▶ **Instructions for the task**: Every line below is to be copied exactly, with the pictures left out.

══ Supplied records

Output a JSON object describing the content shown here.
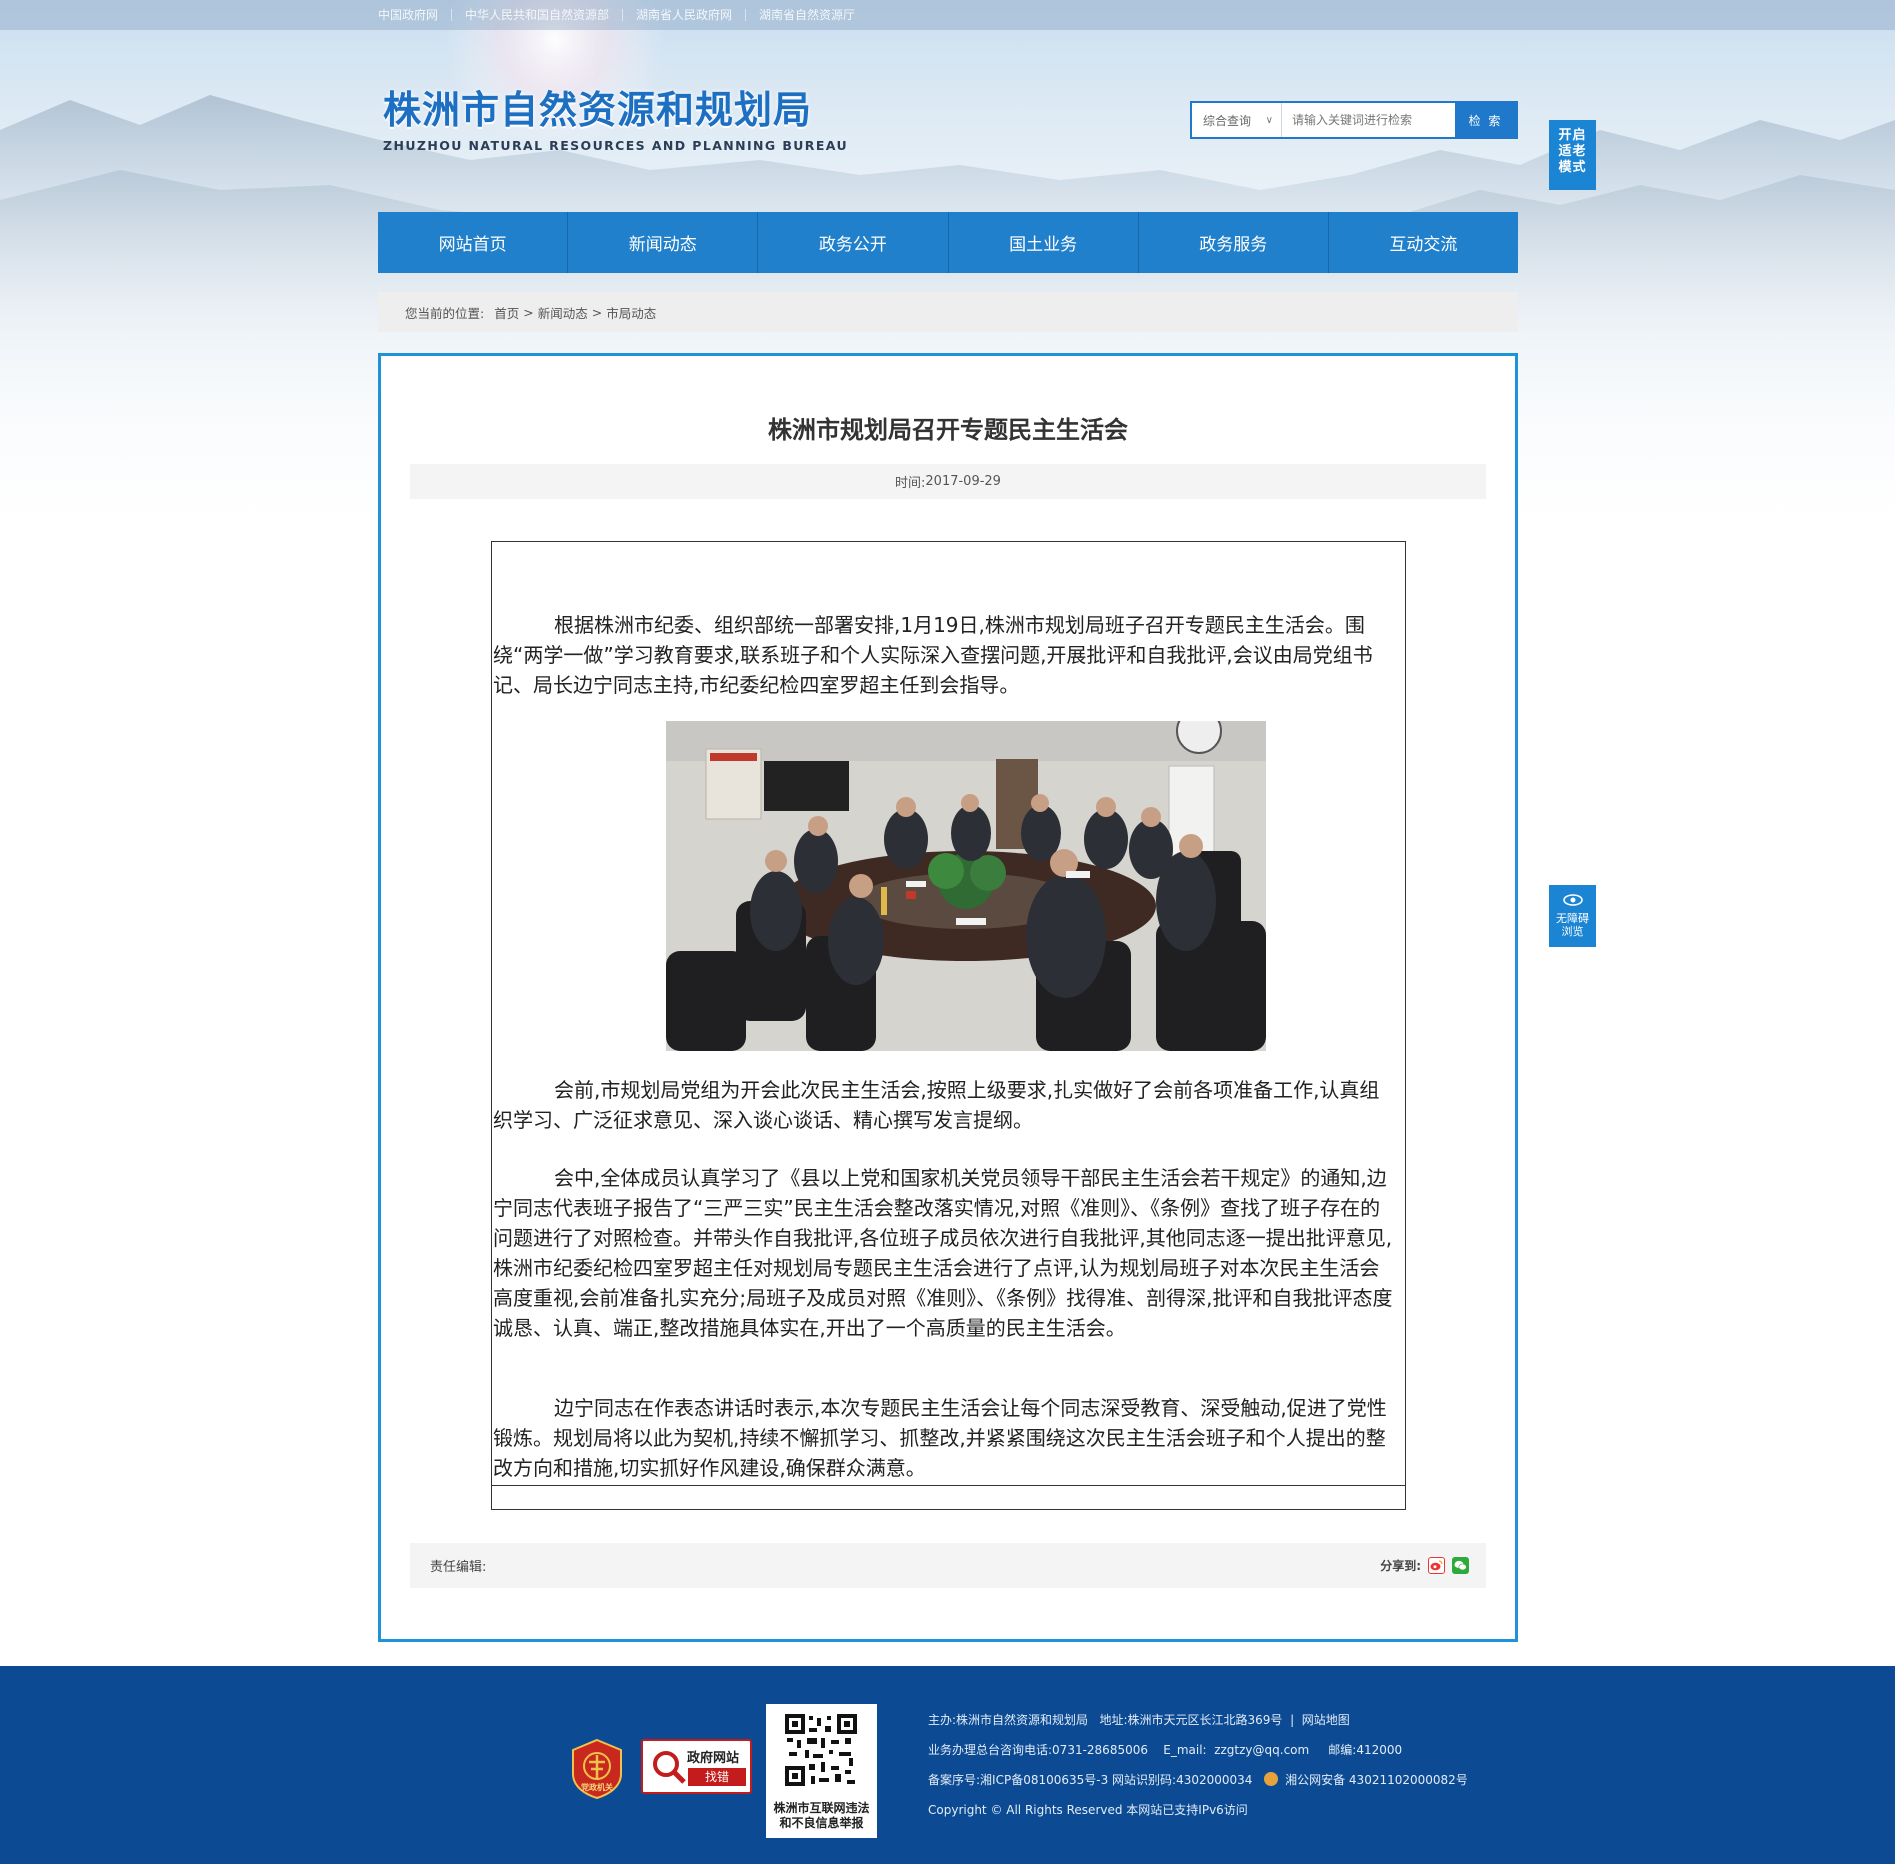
{
  "top_links": [
    "中国政府网",
    "中华人民共和国自然资源部",
    "湖南省人民政府网",
    "湖南省自然资源厅"
  ],
  "logo": {
    "cn": "株洲市自然资源和规划局",
    "en": "ZHUZHOU NATURAL RESOURCES AND PLANNING BUREAU"
  },
  "search": {
    "scope": "综合查询",
    "placeholder": "请输入关键词进行检索",
    "button": "检 索"
  },
  "elder_mode": {
    "label": "开启适老模式"
  },
  "nav": [
    "网站首页",
    "新闻动态",
    "政务公开",
    "国土业务",
    "政务服务",
    "互动交流"
  ],
  "breadcrumb": {
    "prefix": "您当前的位置:",
    "items": [
      "首页",
      "新闻动态",
      "市局动态"
    ],
    "separator": ">"
  },
  "article": {
    "title": "株洲市规划局召开专题民主生活会",
    "time_label": "时间:",
    "time": "2017-09-29",
    "paragraphs": [
      "根据株洲市纪委、组织部统一部署安排,1月19日,株洲市规划局班子召开专题民主生活会。围绕“两学一做”学习教育要求,联系班子和个人实际深入查摆问题,开展批评和自我批评,会议由局党组书记、局长边宁同志主持,市纪委纪检四室罗超主任到会指导。",
      "会前,市规划局党组为开会此次民主生活会,按照上级要求,扎实做好了会前各项准备工作,认真组织学习、广泛征求意见、深入谈心谈话、精心撰写发言提纲。",
      "会中,全体成员认真学习了《县以上党和国家机关党员领导干部民主生活会若干规定》的通知,边宁同志代表班子报告了“三严三实”民主生活会整改落实情况,对照《准则》、《条例》查找了班子存在的问题进行了对照检查。并带头作自我批评,各位班子成员依次进行自我批评,其他同志逐一提出批评意见,株洲市纪委纪检四室罗超主任对规划局专题民主生活会进行了点评,认为规划局班子对本次民主生活会高度重视,会前准备扎实充分;局班子及成员对照《准则》、《条例》找得准、剖得深,批评和自我批评态度诚恳、认真、端正,整改措施具体实在,开出了一个高质量的民主生活会。",
      "边宁同志在作表态讲话时表示,本次专题民主生活会让每个同志深受教育、深受触动,促进了党性锻炼。规划局将以此为契机,持续不懈抓学习、抓整改,并紧紧围绕这次民主生活会班子和个人提出的整改方向和措施,切实抓好作风建设,确保群众满意。"
    ],
    "editor_label": "责任编辑:",
    "share_label": "分享到:"
  },
  "accessibility": {
    "line1": "无障碍",
    "line2": "浏览"
  },
  "footer": {
    "badge_party": "党政机关",
    "badge_gov_line1": "政府网站",
    "badge_gov_line2": "找错",
    "qr_line1": "株洲市互联网违法",
    "qr_line2": "和不良信息举报",
    "line1": "主办:株洲市自然资源和规划局   地址:株洲市天元区长江北路369号  |  网站地图",
    "line2": "业务办理总台咨询电话:0731-28685006    E_mail:  zzgtzy@qq.com     邮编:412000",
    "line3_a": "备案序号:湘ICP备08100635号-3 网站识别码:4302000034",
    "line3_b": "湘公网安备 43021102000082号",
    "line4": "Copyright © All Rights Reserved 本网站已支持IPv6访问"
  },
  "colors": {
    "brand_blue": "#2180cb",
    "frame_border": "#1f93d8",
    "footer_bg": "#0c4b94"
  }
}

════

▶ **Answer to this task**:
Output a JSON object describing the content shown here.
{
  "top_links": [
    "中国政府网",
    "中华人民共和国自然资源部",
    "湖南省人民政府网",
    "湖南省自然资源厅"
  ],
  "logo": {
    "cn": "株洲市自然资源和规划局",
    "en": "ZHUZHOU NATURAL RESOURCES AND PLANNING BUREAU"
  },
  "search": {
    "scope": "综合查询",
    "placeholder": "请输入关键词进行检索",
    "button": "检 索"
  },
  "elder_mode": {
    "label": "开启适老模式"
  },
  "nav": [
    "网站首页",
    "新闻动态",
    "政务公开",
    "国土业务",
    "政务服务",
    "互动交流"
  ],
  "breadcrumb": {
    "prefix": "您当前的位置:",
    "items": [
      "首页",
      "新闻动态",
      "市局动态"
    ],
    "separator": ">"
  },
  "article": {
    "title": "株洲市规划局召开专题民主生活会",
    "time_label": "时间:",
    "time": "2017-09-29",
    "paragraphs": [
      "根据株洲市纪委、组织部统一部署安排,1月19日,株洲市规划局班子召开专题民主生活会。围绕“两学一做”学习教育要求,联系班子和个人实际深入查摆问题,开展批评和自我批评,会议由局党组书记、局长边宁同志主持,市纪委纪检四室罗超主任到会指导。",
      "会前,市规划局党组为开会此次民主生活会,按照上级要求,扎实做好了会前各项准备工作,认真组织学习、广泛征求意见、深入谈心谈话、精心撰写发言提纲。",
      "会中,全体成员认真学习了《县以上党和国家机关党员领导干部民主生活会若干规定》的通知,边宁同志代表班子报告了“三严三实”民主生活会整改落实情况,对照《准则》、《条例》查找了班子存在的问题进行了对照检查。并带头作自我批评,各位班子成员依次进行自我批评,其他同志逐一提出批评意见,株洲市纪委纪检四室罗超主任对规划局专题民主生活会进行了点评,认为规划局班子对本次民主生活会高度重视,会前准备扎实充分;局班子及成员对照《准则》、《条例》找得准、剖得深,批评和自我批评态度诚恳、认真、端正,整改措施具体实在,开出了一个高质量的民主生活会。",
      "边宁同志在作表态讲话时表示,本次专题民主生活会让每个同志深受教育、深受触动,促进了党性锻炼。规划局将以此为契机,持续不懈抓学习、抓整改,并紧紧围绕这次民主生活会班子和个人提出的整改方向和措施,切实抓好作风建设,确保群众满意。"
    ],
    "editor_label": "责任编辑:",
    "share_label": "分享到:"
  },
  "accessibility": {
    "line1": "无障碍",
    "line2": "浏览"
  },
  "footer": {
    "badge_party": "党政机关",
    "badge_gov_line1": "政府网站",
    "badge_gov_line2": "找错",
    "qr_line1": "株洲市互联网违法",
    "qr_line2": "和不良信息举报",
    "line1": "主办:株洲市自然资源和规划局   地址:株洲市天元区长江北路369号  |  网站地图",
    "line2": "业务办理总台咨询电话:0731-28685006    E_mail:  zzgtzy@qq.com     邮编:412000",
    "line3_a": "备案序号:湘ICP备08100635号-3 网站识别码:4302000034",
    "line3_b": "湘公网安备 43021102000082号",
    "line4": "Copyright © All Rights Reserved 本网站已支持IPv6访问"
  },
  "colors": {
    "brand_blue": "#2180cb",
    "frame_border": "#1f93d8",
    "footer_bg": "#0c4b94"
  }
}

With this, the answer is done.